_WHAT THE TASK REQUIRES_
From the line bearing "Output a JSON" down to the final line of the records below, give every line again exactly and add nothing.

(Page and application data records)
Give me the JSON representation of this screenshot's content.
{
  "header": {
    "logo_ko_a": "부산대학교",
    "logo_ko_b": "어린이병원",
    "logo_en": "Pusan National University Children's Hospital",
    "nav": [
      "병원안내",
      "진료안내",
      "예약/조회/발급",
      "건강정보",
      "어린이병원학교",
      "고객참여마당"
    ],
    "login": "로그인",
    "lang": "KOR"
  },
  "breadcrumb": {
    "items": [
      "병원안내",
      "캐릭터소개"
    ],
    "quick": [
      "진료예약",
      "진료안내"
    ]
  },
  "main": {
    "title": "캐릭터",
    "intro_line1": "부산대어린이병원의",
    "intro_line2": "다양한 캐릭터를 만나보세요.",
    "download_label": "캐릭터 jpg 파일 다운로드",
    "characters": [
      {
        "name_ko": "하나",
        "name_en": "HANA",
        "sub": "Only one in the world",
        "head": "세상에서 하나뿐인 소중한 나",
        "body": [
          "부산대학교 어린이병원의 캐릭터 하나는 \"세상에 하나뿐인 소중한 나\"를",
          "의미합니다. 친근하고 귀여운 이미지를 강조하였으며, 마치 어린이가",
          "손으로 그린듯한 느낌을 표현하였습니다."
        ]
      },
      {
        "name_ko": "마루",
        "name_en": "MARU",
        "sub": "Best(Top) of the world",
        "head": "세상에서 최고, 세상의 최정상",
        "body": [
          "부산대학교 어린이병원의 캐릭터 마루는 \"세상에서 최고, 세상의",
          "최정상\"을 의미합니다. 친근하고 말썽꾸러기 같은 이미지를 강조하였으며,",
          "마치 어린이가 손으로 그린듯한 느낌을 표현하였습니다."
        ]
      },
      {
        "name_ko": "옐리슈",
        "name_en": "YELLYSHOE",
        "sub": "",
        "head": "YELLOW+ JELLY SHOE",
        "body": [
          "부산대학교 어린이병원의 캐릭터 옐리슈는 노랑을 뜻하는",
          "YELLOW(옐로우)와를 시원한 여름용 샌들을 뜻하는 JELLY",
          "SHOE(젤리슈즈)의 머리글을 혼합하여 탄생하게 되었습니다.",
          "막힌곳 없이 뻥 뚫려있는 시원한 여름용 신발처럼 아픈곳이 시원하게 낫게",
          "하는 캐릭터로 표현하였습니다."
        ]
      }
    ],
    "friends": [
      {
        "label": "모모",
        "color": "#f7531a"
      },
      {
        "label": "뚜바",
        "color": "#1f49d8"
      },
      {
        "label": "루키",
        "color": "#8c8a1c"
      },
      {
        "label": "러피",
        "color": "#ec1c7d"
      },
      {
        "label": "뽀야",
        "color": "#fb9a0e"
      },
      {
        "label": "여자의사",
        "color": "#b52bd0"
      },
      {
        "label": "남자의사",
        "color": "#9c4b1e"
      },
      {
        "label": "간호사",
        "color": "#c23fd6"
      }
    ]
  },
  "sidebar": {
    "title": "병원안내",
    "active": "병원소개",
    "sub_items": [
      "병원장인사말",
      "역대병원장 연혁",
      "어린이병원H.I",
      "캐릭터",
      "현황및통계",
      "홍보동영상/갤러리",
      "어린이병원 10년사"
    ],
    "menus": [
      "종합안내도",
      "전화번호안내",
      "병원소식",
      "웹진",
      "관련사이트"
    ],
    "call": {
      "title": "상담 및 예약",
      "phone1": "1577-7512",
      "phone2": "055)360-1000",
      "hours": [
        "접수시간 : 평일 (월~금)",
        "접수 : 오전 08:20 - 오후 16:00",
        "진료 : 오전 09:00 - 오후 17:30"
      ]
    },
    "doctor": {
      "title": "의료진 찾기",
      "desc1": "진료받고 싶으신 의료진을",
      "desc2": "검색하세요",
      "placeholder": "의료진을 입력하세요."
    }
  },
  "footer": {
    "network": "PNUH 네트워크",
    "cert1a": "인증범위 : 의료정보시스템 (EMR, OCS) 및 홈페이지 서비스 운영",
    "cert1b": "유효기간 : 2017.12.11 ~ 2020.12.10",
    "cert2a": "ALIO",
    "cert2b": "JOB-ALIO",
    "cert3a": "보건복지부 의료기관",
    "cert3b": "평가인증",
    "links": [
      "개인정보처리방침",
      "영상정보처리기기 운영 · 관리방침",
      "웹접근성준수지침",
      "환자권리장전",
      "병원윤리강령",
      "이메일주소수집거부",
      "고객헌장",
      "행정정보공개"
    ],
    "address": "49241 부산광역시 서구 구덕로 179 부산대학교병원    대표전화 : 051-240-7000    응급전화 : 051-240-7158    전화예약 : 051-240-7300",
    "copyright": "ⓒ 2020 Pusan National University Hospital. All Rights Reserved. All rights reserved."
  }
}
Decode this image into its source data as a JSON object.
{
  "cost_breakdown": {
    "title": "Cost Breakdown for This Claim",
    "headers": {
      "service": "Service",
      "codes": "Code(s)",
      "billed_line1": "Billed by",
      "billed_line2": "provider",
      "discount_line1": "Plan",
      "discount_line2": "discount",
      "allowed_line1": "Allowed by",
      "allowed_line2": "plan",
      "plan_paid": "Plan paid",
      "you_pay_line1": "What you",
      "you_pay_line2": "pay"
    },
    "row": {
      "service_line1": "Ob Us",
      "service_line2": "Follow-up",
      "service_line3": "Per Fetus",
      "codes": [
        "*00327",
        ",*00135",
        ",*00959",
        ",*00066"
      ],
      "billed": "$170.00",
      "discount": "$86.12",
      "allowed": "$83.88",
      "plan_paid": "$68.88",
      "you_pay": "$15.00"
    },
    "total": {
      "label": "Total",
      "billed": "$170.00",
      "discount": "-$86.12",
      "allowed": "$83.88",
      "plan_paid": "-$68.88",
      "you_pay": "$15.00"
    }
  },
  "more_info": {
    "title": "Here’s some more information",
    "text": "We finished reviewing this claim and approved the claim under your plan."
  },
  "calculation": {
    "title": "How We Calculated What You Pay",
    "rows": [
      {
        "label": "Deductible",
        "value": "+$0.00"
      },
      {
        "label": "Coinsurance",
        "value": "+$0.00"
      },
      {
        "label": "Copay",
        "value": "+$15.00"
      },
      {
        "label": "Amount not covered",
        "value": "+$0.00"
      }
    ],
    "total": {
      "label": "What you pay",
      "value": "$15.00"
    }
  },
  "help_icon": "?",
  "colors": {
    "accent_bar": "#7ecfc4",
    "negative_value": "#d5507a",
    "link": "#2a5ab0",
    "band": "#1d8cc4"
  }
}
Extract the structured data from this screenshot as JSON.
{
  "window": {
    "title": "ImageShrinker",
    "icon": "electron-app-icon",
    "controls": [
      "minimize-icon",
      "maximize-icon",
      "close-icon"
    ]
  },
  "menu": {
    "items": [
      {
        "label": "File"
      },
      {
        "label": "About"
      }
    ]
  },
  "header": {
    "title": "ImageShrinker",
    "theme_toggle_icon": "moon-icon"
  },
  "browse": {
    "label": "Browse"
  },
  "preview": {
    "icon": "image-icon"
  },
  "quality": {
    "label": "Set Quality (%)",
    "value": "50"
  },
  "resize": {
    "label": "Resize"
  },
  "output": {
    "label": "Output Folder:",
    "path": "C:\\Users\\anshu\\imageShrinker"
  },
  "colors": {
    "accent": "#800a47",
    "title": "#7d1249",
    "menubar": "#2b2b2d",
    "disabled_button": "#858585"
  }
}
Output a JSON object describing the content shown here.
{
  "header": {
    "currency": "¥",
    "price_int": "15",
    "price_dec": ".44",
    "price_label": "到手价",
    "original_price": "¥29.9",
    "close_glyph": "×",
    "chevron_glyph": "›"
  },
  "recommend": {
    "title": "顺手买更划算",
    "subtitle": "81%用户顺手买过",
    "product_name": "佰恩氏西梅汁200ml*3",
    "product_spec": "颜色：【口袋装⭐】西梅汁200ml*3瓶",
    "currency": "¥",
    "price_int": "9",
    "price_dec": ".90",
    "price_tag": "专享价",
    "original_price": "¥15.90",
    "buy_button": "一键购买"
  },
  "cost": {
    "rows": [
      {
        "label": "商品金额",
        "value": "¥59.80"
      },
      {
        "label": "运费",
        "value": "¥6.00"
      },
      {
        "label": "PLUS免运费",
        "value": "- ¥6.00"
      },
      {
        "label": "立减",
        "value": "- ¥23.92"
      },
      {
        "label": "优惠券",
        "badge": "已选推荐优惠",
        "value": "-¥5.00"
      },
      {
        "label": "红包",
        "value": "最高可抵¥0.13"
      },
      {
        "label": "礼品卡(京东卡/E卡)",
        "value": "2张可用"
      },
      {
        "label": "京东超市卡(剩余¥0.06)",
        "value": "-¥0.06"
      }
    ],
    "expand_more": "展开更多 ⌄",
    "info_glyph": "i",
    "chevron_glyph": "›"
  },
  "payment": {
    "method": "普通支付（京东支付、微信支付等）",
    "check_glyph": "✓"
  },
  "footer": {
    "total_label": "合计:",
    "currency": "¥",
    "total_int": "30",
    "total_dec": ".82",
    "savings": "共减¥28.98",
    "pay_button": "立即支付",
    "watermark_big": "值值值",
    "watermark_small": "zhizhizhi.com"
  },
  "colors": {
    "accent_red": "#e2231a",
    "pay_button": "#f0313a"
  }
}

_TASK RESULT_
Output a JSON object describing the content shown here.
{
  "header": {
    "currency": "¥",
    "price_int": "15",
    "price_dec": ".44",
    "price_label": "到手价",
    "original_price": "¥29.9",
    "close_glyph": "×",
    "chevron_glyph": "›"
  },
  "recommend": {
    "title": "顺手买更划算",
    "subtitle": "81%用户顺手买过",
    "product_name": "佰恩氏西梅汁200ml*3",
    "product_spec": "颜色：【口袋装⭐】西梅汁200ml*3瓶",
    "currency": "¥",
    "price_int": "9",
    "price_dec": ".90",
    "price_tag": "专享价",
    "original_price": "¥15.90",
    "buy_button": "一键购买"
  },
  "cost": {
    "rows": [
      {
        "label": "商品金额",
        "value": "¥59.80"
      },
      {
        "label": "运费",
        "value": "¥6.00"
      },
      {
        "label": "PLUS免运费",
        "value": "- ¥6.00"
      },
      {
        "label": "立减",
        "value": "- ¥23.92"
      },
      {
        "label": "优惠券",
        "badge": "已选推荐优惠",
        "value": "-¥5.00"
      },
      {
        "label": "红包",
        "value": "最高可抵¥0.13"
      },
      {
        "label": "礼品卡(京东卡/E卡)",
        "value": "2张可用"
      },
      {
        "label": "京东超市卡(剩余¥0.06)",
        "value": "-¥0.06"
      }
    ],
    "expand_more": "展开更多 ⌄",
    "info_glyph": "i",
    "chevron_glyph": "›"
  },
  "payment": {
    "method": "普通支付（京东支付、微信支付等）",
    "check_glyph": "✓"
  },
  "footer": {
    "total_label": "合计:",
    "currency": "¥",
    "total_int": "30",
    "total_dec": ".82",
    "savings": "共减¥28.98",
    "pay_button": "立即支付",
    "watermark_big": "值值值",
    "watermark_small": "zhizhizhi.com"
  },
  "colors": {
    "accent_red": "#e2231a",
    "pay_button": "#f0313a"
  }
}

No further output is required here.